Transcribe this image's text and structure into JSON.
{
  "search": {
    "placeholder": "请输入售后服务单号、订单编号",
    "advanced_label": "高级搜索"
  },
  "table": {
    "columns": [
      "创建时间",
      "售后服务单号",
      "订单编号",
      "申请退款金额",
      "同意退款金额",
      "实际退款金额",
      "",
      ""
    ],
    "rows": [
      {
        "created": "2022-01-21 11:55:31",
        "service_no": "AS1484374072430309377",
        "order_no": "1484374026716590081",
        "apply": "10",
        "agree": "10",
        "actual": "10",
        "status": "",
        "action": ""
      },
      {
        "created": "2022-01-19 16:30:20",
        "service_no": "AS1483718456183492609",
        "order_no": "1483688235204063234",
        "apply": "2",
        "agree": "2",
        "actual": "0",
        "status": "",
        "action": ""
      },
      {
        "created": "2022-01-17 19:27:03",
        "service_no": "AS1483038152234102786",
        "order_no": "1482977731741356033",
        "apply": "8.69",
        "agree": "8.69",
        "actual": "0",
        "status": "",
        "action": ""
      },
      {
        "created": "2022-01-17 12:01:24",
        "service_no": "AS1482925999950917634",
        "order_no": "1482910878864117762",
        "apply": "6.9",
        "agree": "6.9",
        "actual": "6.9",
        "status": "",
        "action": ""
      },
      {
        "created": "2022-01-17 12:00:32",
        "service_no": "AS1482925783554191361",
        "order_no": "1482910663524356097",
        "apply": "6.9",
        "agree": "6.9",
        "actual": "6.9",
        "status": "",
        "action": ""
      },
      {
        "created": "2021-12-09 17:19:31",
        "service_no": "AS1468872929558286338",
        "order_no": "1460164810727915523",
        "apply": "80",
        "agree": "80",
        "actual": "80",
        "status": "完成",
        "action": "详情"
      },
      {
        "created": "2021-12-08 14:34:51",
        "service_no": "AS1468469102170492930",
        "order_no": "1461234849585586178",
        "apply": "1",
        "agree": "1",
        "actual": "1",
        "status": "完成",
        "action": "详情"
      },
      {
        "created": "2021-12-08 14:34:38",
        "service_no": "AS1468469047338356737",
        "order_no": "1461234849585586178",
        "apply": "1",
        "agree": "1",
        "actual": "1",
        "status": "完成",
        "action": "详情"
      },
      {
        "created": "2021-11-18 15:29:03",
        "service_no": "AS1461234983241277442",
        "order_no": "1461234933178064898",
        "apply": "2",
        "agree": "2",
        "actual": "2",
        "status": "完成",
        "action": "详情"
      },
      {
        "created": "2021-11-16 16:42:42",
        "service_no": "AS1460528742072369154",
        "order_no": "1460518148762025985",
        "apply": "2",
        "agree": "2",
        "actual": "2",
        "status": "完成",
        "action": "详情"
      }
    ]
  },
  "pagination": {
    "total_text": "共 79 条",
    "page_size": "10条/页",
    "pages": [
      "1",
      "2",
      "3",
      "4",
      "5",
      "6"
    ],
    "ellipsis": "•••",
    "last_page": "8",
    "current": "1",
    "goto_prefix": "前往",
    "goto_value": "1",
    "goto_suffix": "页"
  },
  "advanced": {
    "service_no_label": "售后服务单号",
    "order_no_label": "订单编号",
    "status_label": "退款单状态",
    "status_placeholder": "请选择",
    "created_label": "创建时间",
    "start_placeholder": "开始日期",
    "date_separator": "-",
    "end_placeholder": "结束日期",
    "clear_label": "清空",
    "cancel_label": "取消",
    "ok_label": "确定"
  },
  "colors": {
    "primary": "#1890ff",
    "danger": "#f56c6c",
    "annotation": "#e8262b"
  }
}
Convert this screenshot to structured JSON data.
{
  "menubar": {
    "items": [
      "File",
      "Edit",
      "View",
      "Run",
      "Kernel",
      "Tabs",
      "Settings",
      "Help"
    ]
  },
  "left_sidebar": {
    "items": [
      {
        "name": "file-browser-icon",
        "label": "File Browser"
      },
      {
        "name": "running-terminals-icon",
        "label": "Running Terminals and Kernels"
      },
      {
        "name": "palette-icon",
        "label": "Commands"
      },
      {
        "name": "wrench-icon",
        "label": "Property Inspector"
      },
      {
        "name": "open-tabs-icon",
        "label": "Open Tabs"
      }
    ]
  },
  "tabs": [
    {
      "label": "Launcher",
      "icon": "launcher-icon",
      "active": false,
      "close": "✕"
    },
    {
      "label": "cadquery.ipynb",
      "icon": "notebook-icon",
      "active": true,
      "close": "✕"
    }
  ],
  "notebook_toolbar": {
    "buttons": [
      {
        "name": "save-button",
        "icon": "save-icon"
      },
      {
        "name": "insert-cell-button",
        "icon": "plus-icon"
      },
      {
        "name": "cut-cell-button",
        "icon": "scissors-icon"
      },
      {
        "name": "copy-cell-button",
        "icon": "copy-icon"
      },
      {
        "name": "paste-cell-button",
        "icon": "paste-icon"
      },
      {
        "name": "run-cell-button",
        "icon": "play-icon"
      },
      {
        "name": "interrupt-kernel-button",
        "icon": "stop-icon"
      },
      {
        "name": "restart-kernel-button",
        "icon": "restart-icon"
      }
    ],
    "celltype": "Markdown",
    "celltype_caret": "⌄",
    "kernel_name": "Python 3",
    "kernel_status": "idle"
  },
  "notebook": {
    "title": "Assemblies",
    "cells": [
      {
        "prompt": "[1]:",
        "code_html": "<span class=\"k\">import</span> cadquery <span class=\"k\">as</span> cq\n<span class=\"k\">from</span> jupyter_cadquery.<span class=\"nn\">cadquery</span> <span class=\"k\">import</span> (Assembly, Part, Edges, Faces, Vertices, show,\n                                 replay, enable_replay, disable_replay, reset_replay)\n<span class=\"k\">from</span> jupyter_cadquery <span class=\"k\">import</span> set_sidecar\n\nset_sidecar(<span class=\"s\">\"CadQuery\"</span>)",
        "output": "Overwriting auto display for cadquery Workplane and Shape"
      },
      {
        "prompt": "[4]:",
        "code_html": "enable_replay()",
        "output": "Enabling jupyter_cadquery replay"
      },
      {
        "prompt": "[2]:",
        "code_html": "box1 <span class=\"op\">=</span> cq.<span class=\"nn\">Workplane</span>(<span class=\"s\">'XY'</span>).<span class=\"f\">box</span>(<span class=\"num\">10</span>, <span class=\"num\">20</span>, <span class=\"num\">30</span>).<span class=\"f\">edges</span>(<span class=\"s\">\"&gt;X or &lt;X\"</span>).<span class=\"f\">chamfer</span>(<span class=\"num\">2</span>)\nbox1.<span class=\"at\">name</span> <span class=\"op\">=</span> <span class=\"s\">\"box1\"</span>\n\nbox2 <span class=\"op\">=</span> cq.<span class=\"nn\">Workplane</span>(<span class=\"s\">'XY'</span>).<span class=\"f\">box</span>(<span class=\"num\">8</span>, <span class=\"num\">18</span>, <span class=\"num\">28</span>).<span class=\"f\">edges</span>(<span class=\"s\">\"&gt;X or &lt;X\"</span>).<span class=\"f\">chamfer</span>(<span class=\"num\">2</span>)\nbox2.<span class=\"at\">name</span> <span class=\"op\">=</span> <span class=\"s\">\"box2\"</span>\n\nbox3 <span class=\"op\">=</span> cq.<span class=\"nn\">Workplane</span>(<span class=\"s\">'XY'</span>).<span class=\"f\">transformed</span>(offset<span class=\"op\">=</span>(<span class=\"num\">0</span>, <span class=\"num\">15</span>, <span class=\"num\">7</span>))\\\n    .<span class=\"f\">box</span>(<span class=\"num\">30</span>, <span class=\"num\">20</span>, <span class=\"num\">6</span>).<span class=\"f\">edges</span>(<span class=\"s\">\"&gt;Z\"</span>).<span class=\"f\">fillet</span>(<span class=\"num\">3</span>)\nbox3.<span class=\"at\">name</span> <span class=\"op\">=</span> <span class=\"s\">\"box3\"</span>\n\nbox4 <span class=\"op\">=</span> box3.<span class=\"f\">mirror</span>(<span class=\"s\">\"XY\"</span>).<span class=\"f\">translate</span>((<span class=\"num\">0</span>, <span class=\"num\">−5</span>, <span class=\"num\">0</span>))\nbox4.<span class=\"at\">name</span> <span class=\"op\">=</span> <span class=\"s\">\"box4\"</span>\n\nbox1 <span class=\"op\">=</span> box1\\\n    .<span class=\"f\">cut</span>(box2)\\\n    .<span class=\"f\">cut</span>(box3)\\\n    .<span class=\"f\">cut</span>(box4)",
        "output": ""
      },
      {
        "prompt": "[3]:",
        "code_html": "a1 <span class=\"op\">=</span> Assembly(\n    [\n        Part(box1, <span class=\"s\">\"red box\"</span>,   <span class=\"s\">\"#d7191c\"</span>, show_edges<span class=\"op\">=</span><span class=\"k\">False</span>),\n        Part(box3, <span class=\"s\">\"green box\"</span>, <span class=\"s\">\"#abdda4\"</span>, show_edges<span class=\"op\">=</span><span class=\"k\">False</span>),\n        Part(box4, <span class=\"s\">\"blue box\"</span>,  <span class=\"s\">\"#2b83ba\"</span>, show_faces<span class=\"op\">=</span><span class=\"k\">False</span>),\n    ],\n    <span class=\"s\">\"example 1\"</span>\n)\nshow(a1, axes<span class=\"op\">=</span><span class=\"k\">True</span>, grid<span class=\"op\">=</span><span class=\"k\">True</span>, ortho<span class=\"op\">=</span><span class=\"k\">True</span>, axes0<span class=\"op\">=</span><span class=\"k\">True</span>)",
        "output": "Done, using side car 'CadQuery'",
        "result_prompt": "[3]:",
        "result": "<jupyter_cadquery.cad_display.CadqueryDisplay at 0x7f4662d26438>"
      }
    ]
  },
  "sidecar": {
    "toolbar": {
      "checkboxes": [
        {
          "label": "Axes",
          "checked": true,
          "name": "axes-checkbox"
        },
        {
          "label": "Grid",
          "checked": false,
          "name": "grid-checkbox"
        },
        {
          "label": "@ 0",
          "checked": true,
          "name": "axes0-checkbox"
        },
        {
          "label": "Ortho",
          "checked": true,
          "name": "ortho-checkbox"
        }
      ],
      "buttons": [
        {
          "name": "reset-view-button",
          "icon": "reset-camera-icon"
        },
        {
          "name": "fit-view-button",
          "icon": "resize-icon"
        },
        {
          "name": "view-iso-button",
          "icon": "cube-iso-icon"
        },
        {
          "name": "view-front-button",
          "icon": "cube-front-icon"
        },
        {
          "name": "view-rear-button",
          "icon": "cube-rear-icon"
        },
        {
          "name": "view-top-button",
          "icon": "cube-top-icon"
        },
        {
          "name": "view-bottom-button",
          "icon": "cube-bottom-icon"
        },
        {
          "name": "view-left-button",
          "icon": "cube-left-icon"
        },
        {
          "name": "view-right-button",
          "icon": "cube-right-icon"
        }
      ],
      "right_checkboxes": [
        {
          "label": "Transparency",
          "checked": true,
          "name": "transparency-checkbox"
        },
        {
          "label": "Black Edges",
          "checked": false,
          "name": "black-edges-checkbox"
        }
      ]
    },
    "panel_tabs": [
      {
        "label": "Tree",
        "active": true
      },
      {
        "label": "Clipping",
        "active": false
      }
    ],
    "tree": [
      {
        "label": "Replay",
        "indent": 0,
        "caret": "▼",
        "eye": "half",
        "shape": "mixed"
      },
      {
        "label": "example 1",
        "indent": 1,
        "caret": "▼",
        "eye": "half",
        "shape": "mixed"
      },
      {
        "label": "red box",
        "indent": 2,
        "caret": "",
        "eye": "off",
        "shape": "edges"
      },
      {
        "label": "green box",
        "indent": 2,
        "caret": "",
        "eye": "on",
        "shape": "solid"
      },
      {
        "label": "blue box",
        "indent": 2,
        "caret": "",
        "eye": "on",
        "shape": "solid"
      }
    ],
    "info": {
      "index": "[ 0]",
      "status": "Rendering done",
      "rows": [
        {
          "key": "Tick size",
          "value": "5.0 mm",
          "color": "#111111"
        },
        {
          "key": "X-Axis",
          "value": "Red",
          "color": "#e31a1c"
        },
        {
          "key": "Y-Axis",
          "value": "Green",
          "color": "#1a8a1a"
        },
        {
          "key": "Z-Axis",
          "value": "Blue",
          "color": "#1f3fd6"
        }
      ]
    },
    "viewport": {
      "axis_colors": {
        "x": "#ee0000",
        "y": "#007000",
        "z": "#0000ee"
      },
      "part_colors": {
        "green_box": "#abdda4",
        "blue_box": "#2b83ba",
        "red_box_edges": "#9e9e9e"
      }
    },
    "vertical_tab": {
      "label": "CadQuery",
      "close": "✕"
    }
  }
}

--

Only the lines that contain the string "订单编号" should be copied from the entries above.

▶ [ANSWER AREA]:
    "placeholder": "请输入售后服务单号、订单编号",
      "订单编号",
    "order_no_label": "订单编号",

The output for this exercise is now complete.